------ Input records

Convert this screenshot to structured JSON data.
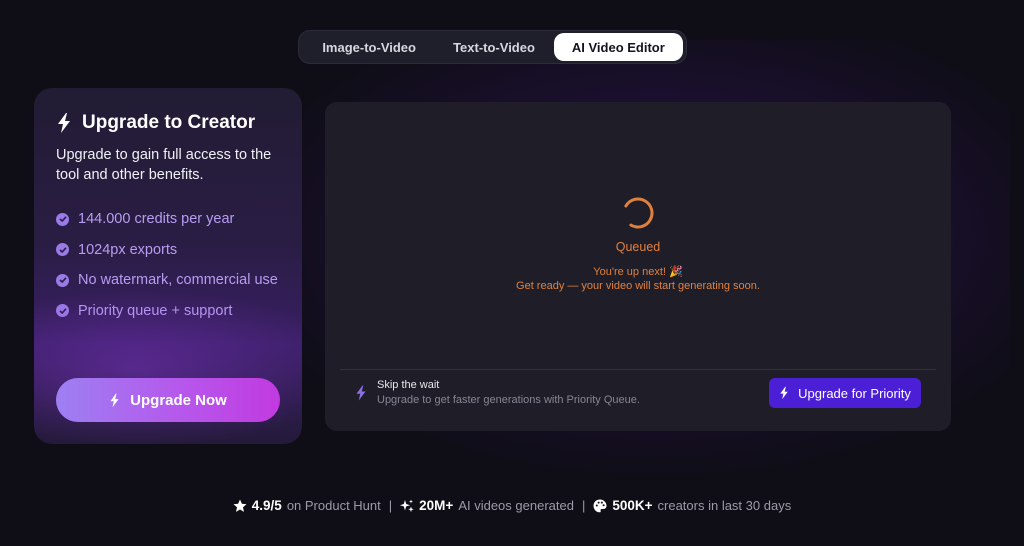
{
  "tabs": [
    {
      "label": "Image-to-Video"
    },
    {
      "label": "Text-to-Video"
    },
    {
      "label": "AI Video Editor",
      "active": true
    }
  ],
  "upsell": {
    "title": "Upgrade to Creator",
    "description": "Upgrade to gain full access to the tool and other benefits.",
    "benefits": [
      "144.000 credits per year",
      "1024px exports",
      "No watermark, commercial use",
      "Priority queue + support"
    ],
    "button_label": "Upgrade Now"
  },
  "queue": {
    "status": "Queued",
    "line1": "You're up next! 🎉",
    "line2": "Get ready — your video will start generating soon.",
    "skip_title": "Skip the wait",
    "skip_subtitle": "Upgrade to get faster generations with Priority Queue.",
    "priority_button": "Upgrade for Priority"
  },
  "stats": [
    {
      "value": "4.9/5",
      "text": "on Product Hunt",
      "icon": "star-icon"
    },
    {
      "value": "20M+",
      "text": "AI videos generated",
      "icon": "sparkle-icon"
    },
    {
      "value": "500K+",
      "text": "creators in last 30 days",
      "icon": "palette-icon"
    }
  ],
  "colors": {
    "background": "#0f0e17",
    "accent_orange": "#e0803f",
    "priority_purple": "#4b1fd6",
    "benefit_text": "#b79cf2"
  }
}
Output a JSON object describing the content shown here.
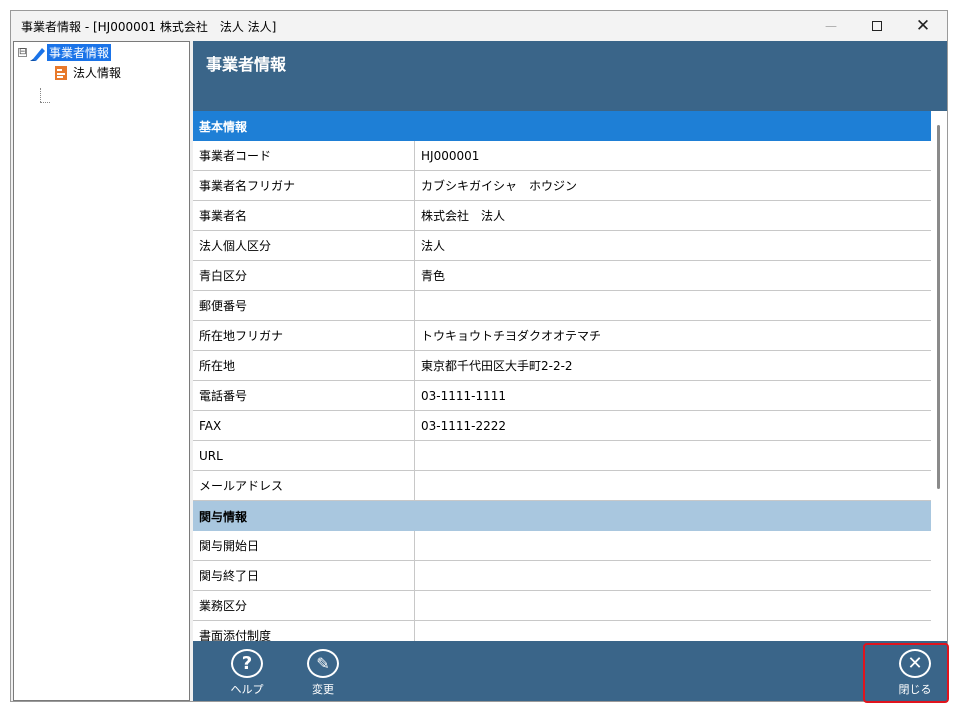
{
  "window": {
    "title": "事業者情報 - [HJ000001 株式会社　法人 法人]",
    "controls": {
      "minimize": "—",
      "close": "✕"
    }
  },
  "tree": {
    "root": {
      "toggle": "⊟",
      "label": "事業者情報",
      "icon": "pen-icon"
    },
    "child": {
      "label": "法人情報",
      "icon": "document-icon"
    }
  },
  "panel": {
    "title": "事業者情報"
  },
  "sections": {
    "basic": "基本情報",
    "involvement": "関与情報"
  },
  "basic_rows": [
    {
      "label": "事業者コード",
      "value": "HJ000001"
    },
    {
      "label": "事業者名フリガナ",
      "value": "カブシキガイシャ　ホウジン"
    },
    {
      "label": "事業者名",
      "value": "株式会社　法人"
    },
    {
      "label": "法人個人区分",
      "value": "法人"
    },
    {
      "label": "青白区分",
      "value": "青色"
    },
    {
      "label": "郵便番号",
      "value": ""
    },
    {
      "label": "所在地フリガナ",
      "value": "トウキョウトチヨダクオオテマチ"
    },
    {
      "label": "所在地",
      "value": "東京都千代田区大手町2-2-2"
    },
    {
      "label": "電話番号",
      "value": "03-1111-1111"
    },
    {
      "label": "FAX",
      "value": "03-1111-2222"
    },
    {
      "label": "URL",
      "value": ""
    },
    {
      "label": "メールアドレス",
      "value": ""
    }
  ],
  "involvement_rows": [
    {
      "label": "関与開始日",
      "value": ""
    },
    {
      "label": "関与終了日",
      "value": ""
    },
    {
      "label": "業務区分",
      "value": ""
    },
    {
      "label": "書面添付制度",
      "value": ""
    }
  ],
  "footer": {
    "help": {
      "label": "ヘルプ",
      "glyph": "?"
    },
    "edit": {
      "label": "変更",
      "glyph": "✎"
    },
    "close": {
      "label": "閉じる",
      "glyph": "✕"
    }
  },
  "colors": {
    "header_bg": "#3a6589",
    "section_primary": "#1e7fd6",
    "section_secondary": "#a9c7df",
    "tree_selected": "#1a73e8",
    "highlight_border": "#e0141e"
  }
}
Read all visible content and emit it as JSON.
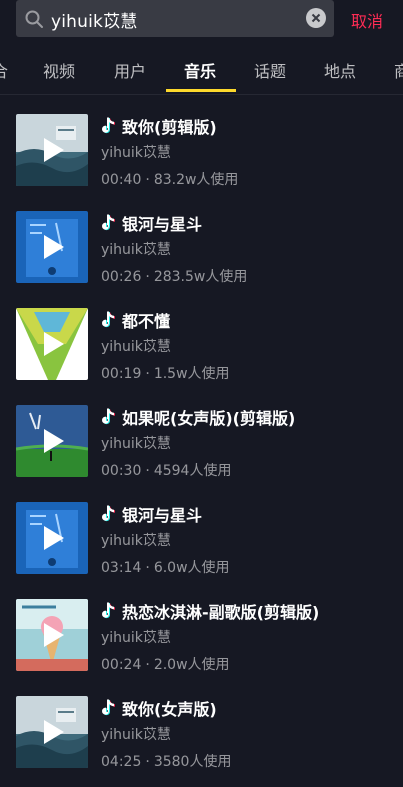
{
  "search": {
    "query": "yihuik苡慧",
    "cancel_label": "取消"
  },
  "tabs": [
    {
      "label": "合",
      "active": false
    },
    {
      "label": "视频",
      "active": false
    },
    {
      "label": "用户",
      "active": false
    },
    {
      "label": "音乐",
      "active": true
    },
    {
      "label": "话题",
      "active": false
    },
    {
      "label": "地点",
      "active": false
    },
    {
      "label": "商",
      "active": false
    }
  ],
  "colors": {
    "background": "#161823",
    "accent_red": "#fe2c55",
    "tab_indicator": "#fdd92c",
    "note_icon": "#25f4ee"
  },
  "songs": [
    {
      "title": "致你(剪辑版)",
      "artist": "yihuik苡慧",
      "duration": "00:40",
      "usage": "83.2w人使用",
      "cover": "sea"
    },
    {
      "title": "银河与星斗",
      "artist": "yihuik苡慧",
      "duration": "00:26",
      "usage": "283.5w人使用",
      "cover": "blue"
    },
    {
      "title": "都不懂",
      "artist": "yihuik苡慧",
      "duration": "00:19",
      "usage": "1.5w人使用",
      "cover": "green-triangle"
    },
    {
      "title": "如果呢(女声版)(剪辑版)",
      "artist": "yihuik苡慧",
      "duration": "00:30",
      "usage": "4594人使用",
      "cover": "field"
    },
    {
      "title": "银河与星斗",
      "artist": "yihuik苡慧",
      "duration": "03:14",
      "usage": "6.0w人使用",
      "cover": "blue"
    },
    {
      "title": "热恋冰淇淋-副歌版(剪辑版)",
      "artist": "yihuik苡慧",
      "duration": "00:24",
      "usage": "2.0w人使用",
      "cover": "icecream"
    },
    {
      "title": "致你(女声版)",
      "artist": "yihuik苡慧",
      "duration": "04:25",
      "usage": "3580人使用",
      "cover": "sea"
    }
  ],
  "separator": "·"
}
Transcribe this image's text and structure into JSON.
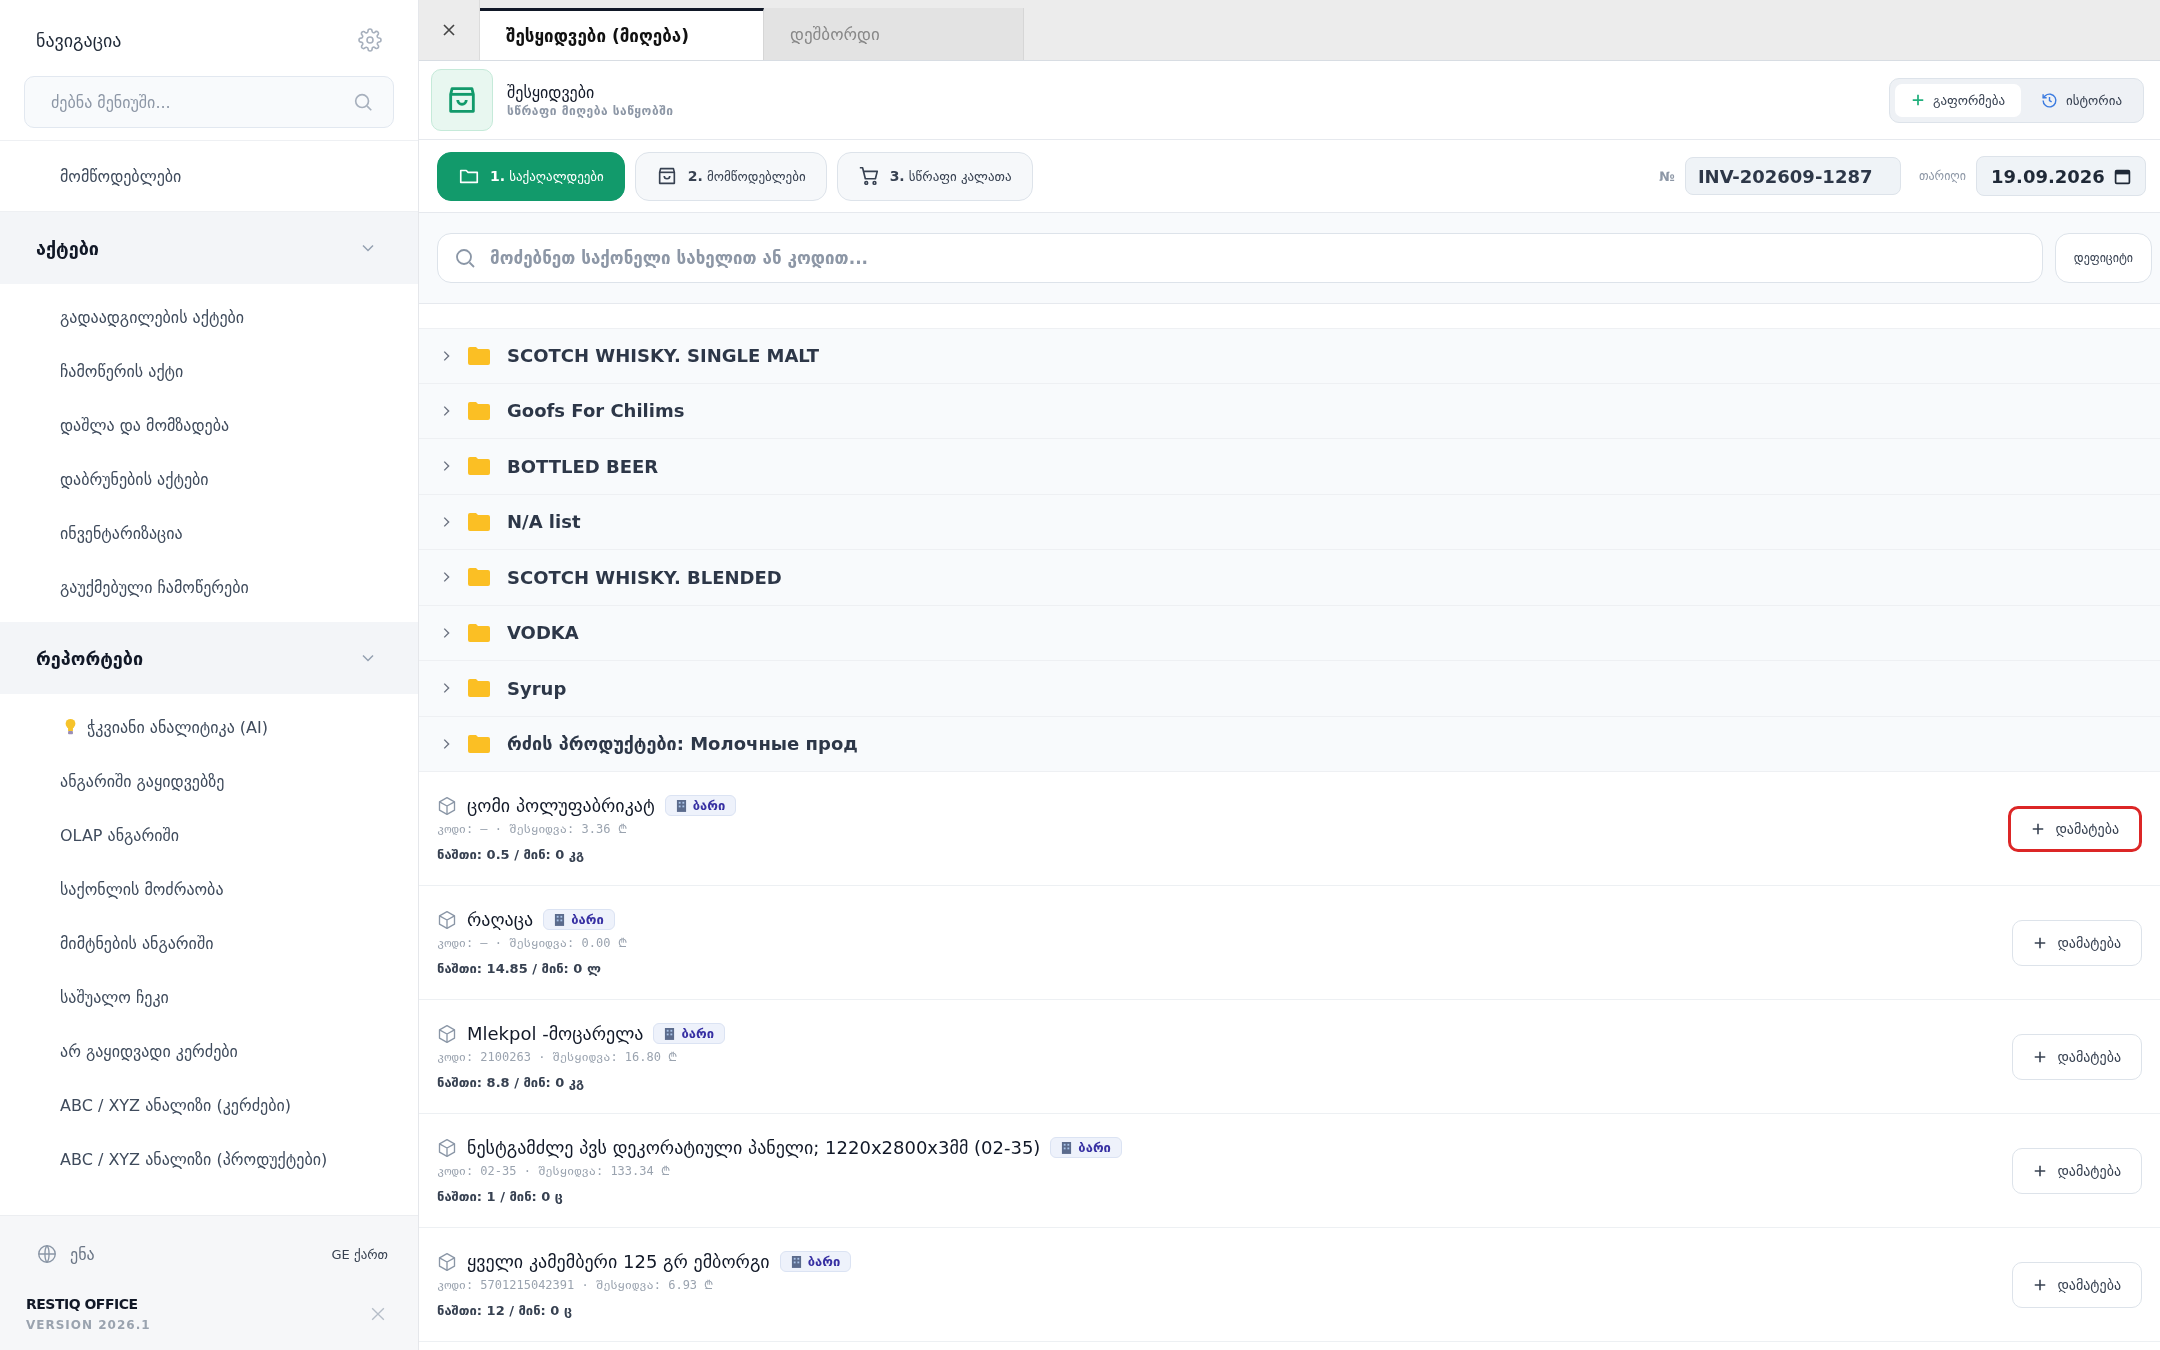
{
  "sidebar": {
    "title": "ნავიგაცია",
    "search": {
      "placeholder": "ძებნა მენიუში..."
    },
    "top_items": [
      {
        "label": "მომწოდებლები"
      }
    ],
    "sections": [
      {
        "title": "აქტები",
        "expanded": true,
        "items": [
          {
            "label": "გადაადგილების აქტები",
            "kind": "link"
          },
          {
            "label": "ჩამოწერის აქტი",
            "kind": "link"
          },
          {
            "label": "დაშლა და მომზადება",
            "kind": "link"
          },
          {
            "label": "დაბრუნების აქტები",
            "kind": "link"
          },
          {
            "label": "ინვენტარიზაცია",
            "kind": "link"
          },
          {
            "label": "გაუქმებული ჩამოწერები",
            "kind": "link"
          }
        ]
      },
      {
        "title": "რეპორტები",
        "expanded": true,
        "items": [
          {
            "label": "ჭკვიანი ანალიტიკა (AI)",
            "kind": "ai"
          },
          {
            "label": "ანგარიში გაყიდვებზე",
            "kind": "link"
          },
          {
            "label": "OLAP ანგარიში",
            "kind": "link"
          },
          {
            "label": "საქონლის მოძრაობა",
            "kind": "link"
          },
          {
            "label": "მიმტნების ანგარიში",
            "kind": "link"
          },
          {
            "label": "საშუალო ჩეკი",
            "kind": "link"
          },
          {
            "label": "არ გაყიდვადი კერძები",
            "kind": "link"
          },
          {
            "label": "ABC / XYZ ანალიზი (კერძები)",
            "kind": "link"
          },
          {
            "label": "ABC / XYZ ანალიზი (პროდუქტები)",
            "kind": "link"
          }
        ]
      }
    ],
    "language": {
      "label": "ენა",
      "value": "GE ქართ"
    },
    "brand": {
      "name": "RESTIQ OFFICE",
      "version": "VERSION 2026.1"
    }
  },
  "tabs": [
    {
      "label": "შესყიდვები (მიღება)",
      "selected": true
    },
    {
      "label": "დეშბორდი",
      "selected": false
    }
  ],
  "header": {
    "title": "შესყიდვები",
    "subtitle": "სწრაფი მიღება საწყობში",
    "actions": [
      {
        "label": "გაფორმება",
        "kind": "add",
        "selected": true
      },
      {
        "label": "ისტორია",
        "kind": "history",
        "selected": false
      }
    ]
  },
  "steps": [
    {
      "number": "1.",
      "label": "საქაღალდეები",
      "kind": "folder",
      "selected": true
    },
    {
      "number": "2.",
      "label": "მომწოდებლები",
      "kind": "bag",
      "selected": false
    },
    {
      "number": "3.",
      "label": "სწრაფი კალათა",
      "kind": "cart",
      "selected": false
    }
  ],
  "invoice": {
    "number_label": "№",
    "number": "INV-202609-1287",
    "date_label": "თარიღი",
    "date": "19.09.2026"
  },
  "search": {
    "placeholder": "მოძებნეთ საქონელი სახელით ან კოდით..."
  },
  "filter_button": "დეფიციტი",
  "folders": [
    "SCOTCH WHISKY. SINGLE MALT",
    "Goofs For Chilims",
    "BOTTLED BEER",
    "N/A list",
    "SCOTCH WHISKY. BLENDED",
    "VODKA",
    "Syrup",
    "რძის პროდუქტები: Молочные прод"
  ],
  "products": [
    {
      "name": "ცომი პოლუფაბრიკატ",
      "tag": "ბარი",
      "meta": "კოდი: — · შესყიდვა: 3.36 ₾",
      "stock": "ნაშთი: 0.5 / მინ: 0 კგ",
      "button": "დამატება",
      "highlighted": true
    },
    {
      "name": "რაღაცა",
      "tag": "ბარი",
      "meta": "კოდი: — · შესყიდვა: 0.00 ₾",
      "stock": "ნაშთი: 14.85 / მინ: 0 ლ",
      "button": "დამატება",
      "highlighted": false
    },
    {
      "name": "Mlekpol -მოცარელა",
      "tag": "ბარი",
      "meta": "კოდი: 2100263 · შესყიდვა: 16.80 ₾",
      "stock": "ნაშთი: 8.8 / მინ: 0 კგ",
      "button": "დამატება",
      "highlighted": false
    },
    {
      "name": "ნესტგამძლე პვს დეკორატიული პანელი; 1220x2800x3მმ (02-35)",
      "tag": "ბარი",
      "meta": "კოდი: 02-35 · შესყიდვა: 133.34 ₾",
      "stock": "ნაშთი: 1 / მინ: 0 ც",
      "button": "დამატება",
      "highlighted": false
    },
    {
      "name": "ყველი კამემბერი 125 გრ ემბორგი",
      "tag": "ბარი",
      "meta": "კოდი: 5701215042391 · შესყიდვა: 6.93 ₾",
      "stock": "ნაშთი: 12 / მინ: 0 ც",
      "button": "დამატება",
      "highlighted": false
    }
  ]
}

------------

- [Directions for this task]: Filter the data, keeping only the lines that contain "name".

- [Response]:
      "name": "RESTIQ OFFICE",
      "name": "ცომი პოლუფაბრიკატ",
      "name": "რაღაცა",
      "name": "Mlekpol -მოცარელა",
      "name": "ნესტგამძლე პვს დეკორატიული პანელი; 1220x2800x3მმ (02-35)",
      "name": "ყველი კამემბერი 125 გრ ემბორგი",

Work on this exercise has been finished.